The duo met 11 years ago during a jam session at the Americana Music Academy, 1419 Massachusetts St., and they decided to start playing together because of their good vocal blend.

Paull and Laddusaw won the folk ensemble category at the Kansas State Fiddling and Picking Championships in 2003 and 2005 before Laddusaw moved to Texas. She moved back to Lawrence recently, and the two reconnected to play in the contest 10 years after the first time they won it.

“We’re suckers for anniversaries,” Paull said. “We’re sentimental that way.”


Alceste 4 years, 9 months ago

This article notes "....adults found some relief in plastic cups full of cold beer.....". It's not an unusual remark to be found within the LJWorld.....there are lots of articles which glamorize and promote the consumption of ethanol.

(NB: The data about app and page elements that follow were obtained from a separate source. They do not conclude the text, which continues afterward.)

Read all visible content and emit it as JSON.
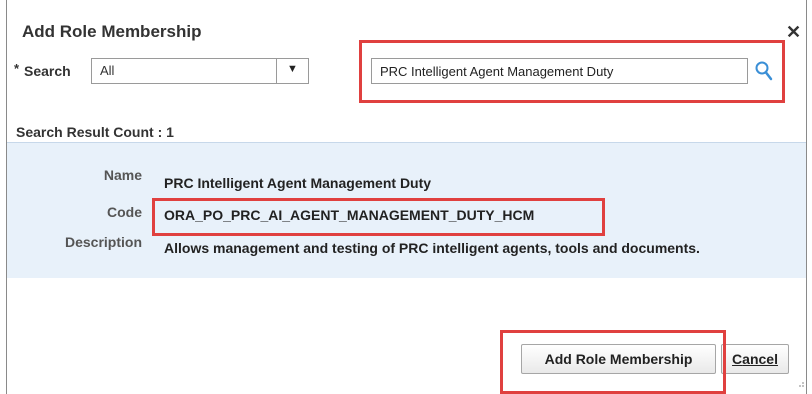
{
  "dialog": {
    "title": "Add Role Membership",
    "close_glyph": "✕"
  },
  "search": {
    "required_marker": "*",
    "label": "Search",
    "select_value": "All",
    "dropdown_glyph": "▼",
    "query": "PRC Intelligent Agent Management Duty"
  },
  "results": {
    "count_text": "Search Result Count : 1",
    "name_label": "Name",
    "name_value": "PRC Intelligent Agent Management Duty",
    "code_label": "Code",
    "code_value": "ORA_PO_PRC_AI_AGENT_MANAGEMENT_DUTY_HCM",
    "description_label": "Description",
    "description_value": "Allows management and testing of PRC intelligent agents, tools and documents."
  },
  "buttons": {
    "add_label": "Add Role Membership",
    "cancel_first": "C",
    "cancel_rest": "ancel"
  },
  "colors": {
    "highlight": "#e0403f",
    "result_panel": "#e8f1fa",
    "search_icon": "#3a8fd6"
  }
}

It's a fashionable and permitted drug. shrug

Too, having this Kansas State Fiddling and Picking Championships right here in Lawrence only goes to further demonstrate and document that all of Kansas, including Lawrence, is a hillbilly based mindset and "culture" state, akin to Kentucky and W. Virginia. Nothing more....and nothing less. It is what it is.

Joe Blackford II 4 years, 9 months ago

Mark O'Connor'Connor

O'Connor won both the Winfield flatpicking & fiddle championships as a teenager. Played the White House for Ronald Reagan. Played McCain Auditorium, KSU.

Alceste, you should take a listen to the following to determine how high brow your musical tastes actually are:

Appalachia Waltz by Yo-Yo Ma, Edgar Meyer and Mark O'Connor

Filmed at Lincoln Center in New York City, NY for 'Great Performances at Lincoln Center' - 2000.

"It is one of my most loved pieces and I like to think it is for this reason; If it's played for folk musicians, they most often think it's classical music. When played for classical musicians, they most often think of it as folk music. Appalachia Waltz seems to exist in the middle of places. Each listener is embracing it on quite personal and maybe very different terms. When Yo-Yo performs it unaccompanied as an encore to his Bach Suite recitals, there are those who think it is old and German! When I play it unaccompanied in Southern California, it reminds people of their grandparents back in the mountains of North Carolina. Neither is true but this occurrence is one of the most important bridges I have attempted to cross; "Appalachia Waltz" has become one of my most important compositions, because it helped me create and cross yet another bridge...between audience and performer."

2007 "Appalachian Journey" Grammy for Best Classical Crossover Album

Commenting has been disabled for this item.